What Is an Instructional Coach and How to Become One
Table of Contents
What Does an Instructional Coach Do?
An instructional coach brings best instructional practices to classrooms by working closely with teachers and school leaders. In this career, you typically oversee the professional development of a cohort of teachers, helping them develop their skills in instruction, classroom management, and lesson plan development. You support teachers by helping them analyze their current abilities, set goals for their practice, and develop new skills in the classroom. Your duties as an instructional coach include observing teachers as they work, taking notes, and providing them with advice and feedback. Instructional coaching is a highly respected profession in the education field.
How Can I Become an Instructional Coach?
The qualifications needed to become an instructional coach include a bachelor’s degree and a teaching certification, the requirements for which can vary by state. You help guide and develop teachers, so another essential step toward becoming an instructional coach is gaining several years of teaching experience. Many aspiring instructional coaches take on extra opportunities during their teaching career to help prepare for instructional coaching, like mentoring new teachers. Many school districts require you to earn a master’s degree in education. You should also gain experience as an administrator before becoming an instructional coach.
What Skills Do Successful Instructional Coaches Have?
A successful instructional coach must have demonstrated teaching expertise in their classrooms. You must also have a strong track record of working with students. One of the qualifications of becoming an instructional coach is a broad knowledge of various educational practices and models, so you should be well-versed in these topics, especially with how teaching practices have changed and current trends in the field. One of your main responsibilities is to provide teachers with holistic feedback, so communication and interpersonal skills are crucial. You must also be patient and supportive, as teaching is a stressful job.

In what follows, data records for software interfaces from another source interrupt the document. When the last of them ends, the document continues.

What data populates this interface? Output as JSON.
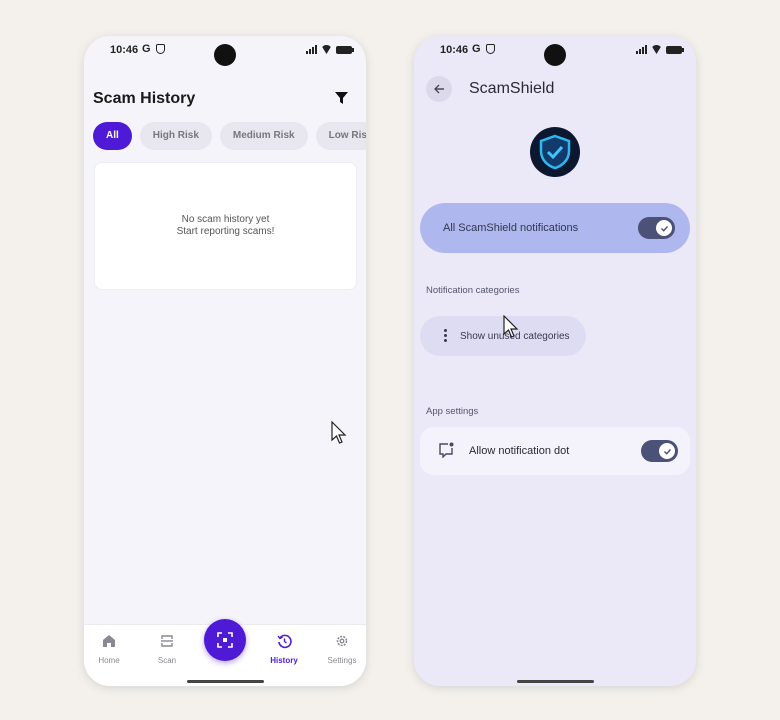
{
  "left_phone": {
    "status_bar": {
      "time": "10:46",
      "g_icon": "G"
    },
    "page_title": "Scam History",
    "filter_chips": [
      {
        "label": "All",
        "active": true
      },
      {
        "label": "High Risk",
        "active": false
      },
      {
        "label": "Medium Risk",
        "active": false
      },
      {
        "label": "Low Ris",
        "active": false
      }
    ],
    "empty_state": {
      "line1": "No scam history yet",
      "line2": "Start reporting scams!"
    },
    "bottom_nav": [
      {
        "label": "Home",
        "icon": "home-icon",
        "active": false
      },
      {
        "label": "Scan",
        "icon": "scan-icon",
        "active": false
      },
      {
        "label": "History",
        "icon": "history-icon",
        "active": true
      },
      {
        "label": "Settings",
        "icon": "gear-icon",
        "active": false
      }
    ],
    "fab_icon": "qr-scan-icon",
    "accent_color": "#4e1ad6"
  },
  "right_phone": {
    "status_bar": {
      "time": "10:46",
      "g_icon": "G"
    },
    "app_title": "ScamShield",
    "master_toggle": {
      "label": "All ScamShield notifications",
      "on": true
    },
    "notification_categories_label": "Notification categories",
    "show_unused_label": "Show unused categories",
    "app_settings_label": "App settings",
    "notification_dot": {
      "label": "Allow notification dot",
      "on": true
    },
    "toggle_color": "#4b5177",
    "highlight_color": "#afb8ee"
  }
}
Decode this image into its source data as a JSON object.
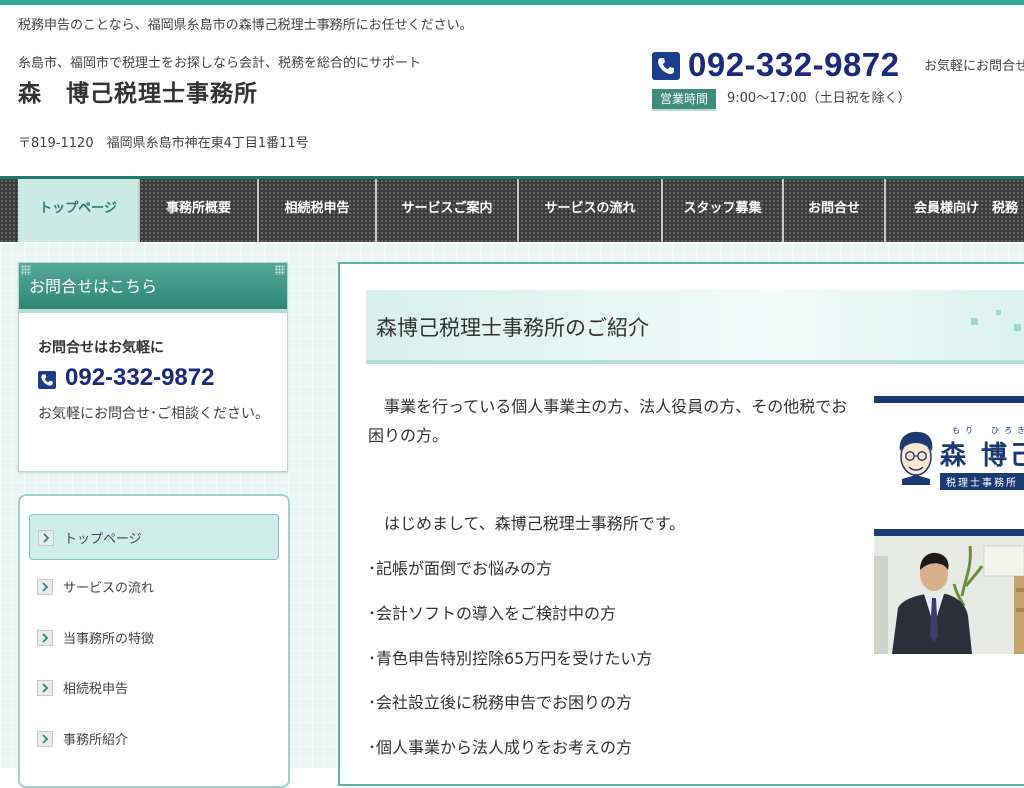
{
  "header": {
    "site_description": "税務申告のことなら、福岡県糸島市の森博己税理士事務所にお任せください。",
    "catchcopy": "糸島市、福岡市で税理士をお探しなら会計、税務を総合的にサポート",
    "logo_text": "森　博己税理士事務所",
    "address": "〒819-1120　福岡県糸島市神在東4丁目1番11号",
    "phone": "092-332-9872",
    "contact_note": "お気軽にお問合せ",
    "hours_label": "営業時間",
    "hours_text": "9:00～17:00（土日祝を除く）"
  },
  "gnav": {
    "items": [
      {
        "label": "トップページ",
        "active": true
      },
      {
        "label": "事務所概要"
      },
      {
        "label": "相続税申告"
      },
      {
        "label": "サービスご案内"
      },
      {
        "label": "サービスの流れ"
      },
      {
        "label": "スタッフ募集"
      },
      {
        "label": "お問合せ"
      },
      {
        "label": "会員様向け　税務"
      }
    ]
  },
  "sidebar": {
    "contact_box": {
      "title": "お問合せはこちら",
      "subtitle": "お問合せはお気軽に",
      "phone": "092-332-9872",
      "note": "お気軽にお問合せ･ご相談ください。"
    },
    "menu": [
      {
        "label": "トップページ",
        "active": true
      },
      {
        "label": "サービスの流れ"
      },
      {
        "label": "当事務所の特徴"
      },
      {
        "label": "相続税申告"
      },
      {
        "label": "事務所紹介"
      }
    ]
  },
  "main": {
    "title": "森博己税理士事務所のご紹介",
    "intro": "　事業を行っている個人事業主の方、法人役員の方、その他税でお困りの方。",
    "greeting": "　はじめまして、森博己税理士事務所です。",
    "bullets": [
      "･記帳が面倒でお悩みの方",
      "･会計ソフトの導入をご検討中の方",
      "･青色申告特別控除65万円を受けたい方",
      "･会社設立後に税務申告でお困りの方",
      "･個人事業から法人成りをお考えの方"
    ],
    "logo_card": {
      "ruby": "もり　ひろき",
      "name": "森 博己",
      "sub": "税理士事務所"
    }
  },
  "colors": {
    "accent": "#2fa89a",
    "phone": "#1c2a7a",
    "logo_navy": "#1b3a73"
  }
}
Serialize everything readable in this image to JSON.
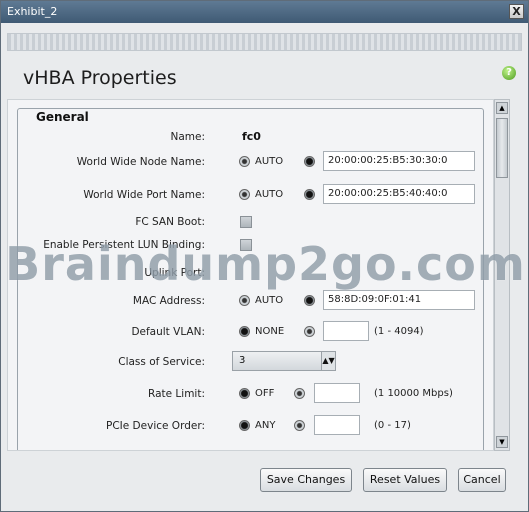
{
  "window": {
    "title": "Exhibit_2",
    "close_label": "X"
  },
  "page": {
    "title": "vHBA Properties",
    "help_icon": "?"
  },
  "general": {
    "legend": "General",
    "name": {
      "label": "Name:",
      "value": "fc0"
    },
    "wwnn": {
      "label": "World Wide Node Name:",
      "auto_label": "AUTO",
      "value": "20:00:00:25:B5:30:30:0"
    },
    "wwpn": {
      "label": "World Wide Port Name:",
      "auto_label": "AUTO",
      "value": "20:00:00:25:B5:40:40:0"
    },
    "fc_san_boot": {
      "label": "FC SAN Boot:"
    },
    "persistent_lun": {
      "label": "Enable Persistent LUN Binding:"
    },
    "uplink_port": {
      "label": "Uplink Port:"
    },
    "mac": {
      "label": "MAC Address:",
      "auto_label": "AUTO",
      "value": "58:8D:09:0F:01:41"
    },
    "default_vlan": {
      "label": "Default VLAN:",
      "none_label": "NONE",
      "value": "",
      "range": "(1 - 4094)"
    },
    "class_of_service": {
      "label": "Class of Service:",
      "selected": "3"
    },
    "rate_limit": {
      "label": "Rate Limit:",
      "off_label": "OFF",
      "value": "",
      "range": "(1  10000 Mbps)"
    },
    "pcie_order": {
      "label": "PCIe Device Order:",
      "any_label": "ANY",
      "value": "",
      "range": "(0 - 17)"
    }
  },
  "watermark": "Braindump2go.com",
  "buttons": {
    "save": "Save Changes",
    "reset": "Reset Values",
    "cancel": "Cancel"
  }
}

What Are Instructional Coaching Models?
There are many different instructional coaching models. The Kansas Coaching Project tested many different models and ultimately developed one that is used all over the U.S. In this model, setting goals and building relationships are the central idea. Inquiry-based or cognitive coaching focuses on a teacher’s underlying beliefs and thoughts. The goal of this method is to have teachers reflect on their practice as a means of development. Another method is student-centered coaching. Student-centered coaching emphasizes student learning, and your ultimate goal as the coach is to help the teacher improve student achievement.